The Art of Preparation: Why Tabletop Exercises are Crucial for Your Incident Response Plan
Hot on the heels of last month's blog post on the essentiality of an Incident Response (IR) plan, today we're diving into why it's not enough just to have a plan. You need to test it. Let's explore how tabletop exercises are an invaluable part of this process.
The Value of Testing
Testing your IR plan ensures alignment between assumptions, expectations, and real-world execution. It helps company leaders understand their roles and uncovers any gaps—before a real incident throws them into the deep end.
Who's at the Table?
It might be tempting to focus these exercises on your technical teams. My recommendation leans towards involving senior leadership, especially if you're only running these tests annually. By doing so, you'll be better prepared for scenarios that could have a significant impact on the business.
Suggested participants include:
CEO, President, COO, CFO
VP of Legal, VP of HR, VP of Marketing
Line of business leaders
A facilitator and a note-keeper
Going Beyond the Norm
An effective tabletop exercise challenges participants with out-of-the-box scenarios and difficult decisions. From swapping roles to updating contact information, the exercise aims to make your IR plan a living document that evolves with your business needs. The following are sample scenarios for use in a tabletop exercise.
Scenario 1: Ransomware Attack on Manufacturing Systems
Situation: The organization's key manufacturing systems are infected with ransomware, affecting the ability to fulfill urgent orders.
When should this be declared a security incident?
Who determines if the company should involve law enforcement?
When should cyber insurance be contacted, and by whom? (Is the # within the I plan?)
Are customer contracts affected? If so, what is the obligation towards them?
Media has started calling the company as they heard about the ransomware attack. Who should talk with the media? Who drafts any public statements? What should be publicly shared?
Scenario 2: Insider Data Theft
Situation: A high-ranking engineering leader is discovered to have stolen proprietary designs and is planning to resign.
Is this a data breach or just a security incident?
Should law enforcement be contacted, and if so, who should contact law enforcement?

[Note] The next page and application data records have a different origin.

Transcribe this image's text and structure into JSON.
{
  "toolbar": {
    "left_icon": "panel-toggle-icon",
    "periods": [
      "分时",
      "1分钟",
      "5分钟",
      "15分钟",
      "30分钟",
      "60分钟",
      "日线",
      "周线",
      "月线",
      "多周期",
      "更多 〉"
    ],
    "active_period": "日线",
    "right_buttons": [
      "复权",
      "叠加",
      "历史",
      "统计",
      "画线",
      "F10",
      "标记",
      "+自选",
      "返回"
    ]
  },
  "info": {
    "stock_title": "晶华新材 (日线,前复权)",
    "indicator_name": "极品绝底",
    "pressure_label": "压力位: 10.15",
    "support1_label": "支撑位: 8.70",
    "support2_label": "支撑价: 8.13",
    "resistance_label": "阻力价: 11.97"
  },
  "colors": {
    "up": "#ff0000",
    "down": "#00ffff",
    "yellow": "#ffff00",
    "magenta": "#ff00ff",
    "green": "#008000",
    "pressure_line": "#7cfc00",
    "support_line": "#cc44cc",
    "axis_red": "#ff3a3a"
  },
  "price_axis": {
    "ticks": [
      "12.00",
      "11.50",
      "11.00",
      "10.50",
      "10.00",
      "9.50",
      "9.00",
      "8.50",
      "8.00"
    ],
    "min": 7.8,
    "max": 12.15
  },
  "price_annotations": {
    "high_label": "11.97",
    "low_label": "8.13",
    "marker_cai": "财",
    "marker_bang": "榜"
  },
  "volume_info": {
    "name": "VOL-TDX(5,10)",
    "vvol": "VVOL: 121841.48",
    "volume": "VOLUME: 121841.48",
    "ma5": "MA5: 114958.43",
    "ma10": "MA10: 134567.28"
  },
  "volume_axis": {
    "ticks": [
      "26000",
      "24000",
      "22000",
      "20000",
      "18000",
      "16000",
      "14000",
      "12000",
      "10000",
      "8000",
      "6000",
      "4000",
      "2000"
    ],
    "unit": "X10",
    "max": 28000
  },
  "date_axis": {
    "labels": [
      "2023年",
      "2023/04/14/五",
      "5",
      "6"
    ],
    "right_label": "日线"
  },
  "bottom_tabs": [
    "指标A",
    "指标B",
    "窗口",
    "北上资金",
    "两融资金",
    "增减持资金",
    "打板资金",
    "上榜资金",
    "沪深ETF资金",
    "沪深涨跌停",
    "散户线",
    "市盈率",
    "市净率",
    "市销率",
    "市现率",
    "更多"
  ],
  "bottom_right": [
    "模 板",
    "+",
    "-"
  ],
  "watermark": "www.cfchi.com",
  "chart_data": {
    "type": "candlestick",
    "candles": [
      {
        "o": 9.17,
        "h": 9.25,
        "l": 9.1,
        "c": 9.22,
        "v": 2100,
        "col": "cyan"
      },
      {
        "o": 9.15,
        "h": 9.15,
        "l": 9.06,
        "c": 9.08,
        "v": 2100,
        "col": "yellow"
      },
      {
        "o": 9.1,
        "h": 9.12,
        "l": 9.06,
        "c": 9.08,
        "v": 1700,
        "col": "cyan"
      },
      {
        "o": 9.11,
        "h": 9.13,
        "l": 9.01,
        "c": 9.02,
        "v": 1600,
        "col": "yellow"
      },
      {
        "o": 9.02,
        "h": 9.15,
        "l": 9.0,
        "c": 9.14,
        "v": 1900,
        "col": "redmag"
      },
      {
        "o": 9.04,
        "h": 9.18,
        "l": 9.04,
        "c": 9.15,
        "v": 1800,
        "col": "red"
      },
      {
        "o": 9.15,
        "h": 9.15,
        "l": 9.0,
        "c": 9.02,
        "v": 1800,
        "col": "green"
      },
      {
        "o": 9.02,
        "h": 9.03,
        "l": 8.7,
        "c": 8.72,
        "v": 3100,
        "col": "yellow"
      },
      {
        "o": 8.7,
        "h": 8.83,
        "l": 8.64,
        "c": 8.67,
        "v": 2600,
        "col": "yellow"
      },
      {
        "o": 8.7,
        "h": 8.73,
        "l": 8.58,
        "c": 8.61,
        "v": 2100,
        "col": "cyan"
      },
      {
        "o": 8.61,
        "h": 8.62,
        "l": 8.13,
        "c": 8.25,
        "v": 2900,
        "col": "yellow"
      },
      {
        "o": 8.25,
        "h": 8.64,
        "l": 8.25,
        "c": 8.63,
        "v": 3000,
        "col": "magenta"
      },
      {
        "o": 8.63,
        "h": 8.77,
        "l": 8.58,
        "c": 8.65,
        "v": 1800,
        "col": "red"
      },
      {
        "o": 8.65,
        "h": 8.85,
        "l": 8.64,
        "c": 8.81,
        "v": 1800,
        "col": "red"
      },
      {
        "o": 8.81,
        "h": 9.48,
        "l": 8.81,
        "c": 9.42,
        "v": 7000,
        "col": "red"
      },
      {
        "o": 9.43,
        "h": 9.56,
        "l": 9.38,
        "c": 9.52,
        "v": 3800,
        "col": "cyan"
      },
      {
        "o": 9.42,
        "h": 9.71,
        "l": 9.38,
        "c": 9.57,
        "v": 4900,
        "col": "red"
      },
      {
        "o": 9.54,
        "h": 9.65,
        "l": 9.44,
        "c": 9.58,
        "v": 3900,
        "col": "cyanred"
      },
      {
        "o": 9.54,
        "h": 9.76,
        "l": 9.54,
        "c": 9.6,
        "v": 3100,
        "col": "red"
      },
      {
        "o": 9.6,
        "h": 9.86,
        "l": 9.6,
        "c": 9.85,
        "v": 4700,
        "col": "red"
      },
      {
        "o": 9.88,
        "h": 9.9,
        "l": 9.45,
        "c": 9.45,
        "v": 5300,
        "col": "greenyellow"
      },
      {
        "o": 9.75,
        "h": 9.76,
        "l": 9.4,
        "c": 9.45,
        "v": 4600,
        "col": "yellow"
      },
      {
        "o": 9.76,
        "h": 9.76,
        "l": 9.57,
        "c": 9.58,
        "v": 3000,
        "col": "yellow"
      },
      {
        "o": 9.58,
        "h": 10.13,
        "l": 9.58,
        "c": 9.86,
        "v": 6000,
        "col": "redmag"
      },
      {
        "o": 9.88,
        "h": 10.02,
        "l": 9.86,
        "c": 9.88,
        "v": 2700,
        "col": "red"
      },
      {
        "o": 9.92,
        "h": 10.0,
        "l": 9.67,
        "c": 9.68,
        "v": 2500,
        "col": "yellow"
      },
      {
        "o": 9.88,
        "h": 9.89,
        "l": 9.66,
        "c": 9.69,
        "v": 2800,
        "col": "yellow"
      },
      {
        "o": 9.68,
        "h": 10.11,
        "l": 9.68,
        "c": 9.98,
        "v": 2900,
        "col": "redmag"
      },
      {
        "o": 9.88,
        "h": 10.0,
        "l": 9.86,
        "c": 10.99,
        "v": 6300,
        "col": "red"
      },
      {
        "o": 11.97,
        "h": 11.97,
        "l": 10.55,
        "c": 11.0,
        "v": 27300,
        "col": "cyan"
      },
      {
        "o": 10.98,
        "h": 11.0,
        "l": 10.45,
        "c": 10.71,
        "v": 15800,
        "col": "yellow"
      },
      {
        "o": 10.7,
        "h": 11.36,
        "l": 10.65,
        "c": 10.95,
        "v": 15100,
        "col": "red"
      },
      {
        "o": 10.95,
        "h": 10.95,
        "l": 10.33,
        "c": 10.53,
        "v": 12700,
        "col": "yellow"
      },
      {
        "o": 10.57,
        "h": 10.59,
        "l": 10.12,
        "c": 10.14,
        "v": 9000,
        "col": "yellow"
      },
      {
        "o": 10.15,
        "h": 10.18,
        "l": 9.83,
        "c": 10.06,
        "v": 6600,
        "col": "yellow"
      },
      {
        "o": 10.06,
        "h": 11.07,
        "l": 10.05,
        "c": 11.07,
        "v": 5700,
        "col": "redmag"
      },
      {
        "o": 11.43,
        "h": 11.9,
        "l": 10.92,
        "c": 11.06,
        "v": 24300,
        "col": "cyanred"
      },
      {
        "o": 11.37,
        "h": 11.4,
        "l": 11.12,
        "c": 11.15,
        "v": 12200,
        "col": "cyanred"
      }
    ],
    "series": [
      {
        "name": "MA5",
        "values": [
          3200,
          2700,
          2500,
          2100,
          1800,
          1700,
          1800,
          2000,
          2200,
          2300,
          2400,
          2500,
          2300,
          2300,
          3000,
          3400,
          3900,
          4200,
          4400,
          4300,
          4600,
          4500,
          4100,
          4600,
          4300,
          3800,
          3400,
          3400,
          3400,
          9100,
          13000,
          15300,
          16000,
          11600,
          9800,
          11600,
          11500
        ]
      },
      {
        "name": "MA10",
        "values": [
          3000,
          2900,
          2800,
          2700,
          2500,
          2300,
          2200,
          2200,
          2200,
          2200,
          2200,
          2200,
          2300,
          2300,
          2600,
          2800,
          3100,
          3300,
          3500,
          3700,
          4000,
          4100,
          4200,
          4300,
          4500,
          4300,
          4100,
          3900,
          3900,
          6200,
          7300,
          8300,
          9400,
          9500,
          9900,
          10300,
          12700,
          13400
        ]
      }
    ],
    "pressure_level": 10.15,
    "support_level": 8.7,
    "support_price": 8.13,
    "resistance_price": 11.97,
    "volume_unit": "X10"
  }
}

Are there any industry regulations that mandate notification?
Should your insurance carrier be notified, who should call, and is the number in the IRP?
Scenario 3: Unauthorized Access to Financial Records
Situation: An audit reveals that an outside contractor had unauthorized access to sensitive financial data of customers.
At what point does this become a data breach?
What are the legal obligations regarding disclosure?
Should cyber insurance be notified?
Scenario 4: Supply Chain Compromise
Situation: You received notice that critical software used in your billing process has been compromised in a third-party supply chain attack, affecting the integrity of the company's ERP platform. The COO had surgery and is not available to assist with decision-making.
Should any operations be halted?
At what stage should this be declared a security incident?
Are regulators in the automotive industry to be notified?
When to contact legal for contractual obligations?
Scenario 5: Phishing Attack Resulting in PHI Exposure
Situation: A successful phishing attack of the company’s benefits coordinator results in unauthorized access to a database containing employees' and dependents' personally identifiable information (PII) and health records.
When do you declare an attack as a security incident vs. a data breach? Who should make this decision?
What are the compliance requirements, particularly if you have employees subject to different state laws?
When should cyber insurance be involved, and who makes that call?
Should outside counsel be engaged?
Communication is Everything
A well-executed IR plan is all about clear lines of communication and accountability. The contact information for key personnel and third parties should be at everyone's fingertips. And don't forget—crisis communication may even warrant its own separate plan.
Time is of the Essence
Remember: laws and regulations around cybersecurity and data breaches are increasingly strict on reporting timelines. Effective tabletop exercises help you identify and refine the key decision points that could save you precious time when it counts.
Adding a Fun Element
For those looking to elevate their tabletop exercises, consider investing in card decks like Backdoors & Breaches by Black Hills Information Security. They add an unscripted, evolving layer to your exercises, keeping everyone engaged.
What About the Tech Teams?
While senior leadership focuses on the big picture, don't neglect tactical tabletops for your IT, Security, and Engineering teams. Dive deep into the technicalities—logging, detection, forensics, and alerting—to ensure everyone knows their role inside and out.
Tabletop exercises are more than just a dry run. They're a rehearsal for reality. Done right, they not only prepare your organization for the worst. They also minimize downtime and reputational damage. So, why leave anything to chance?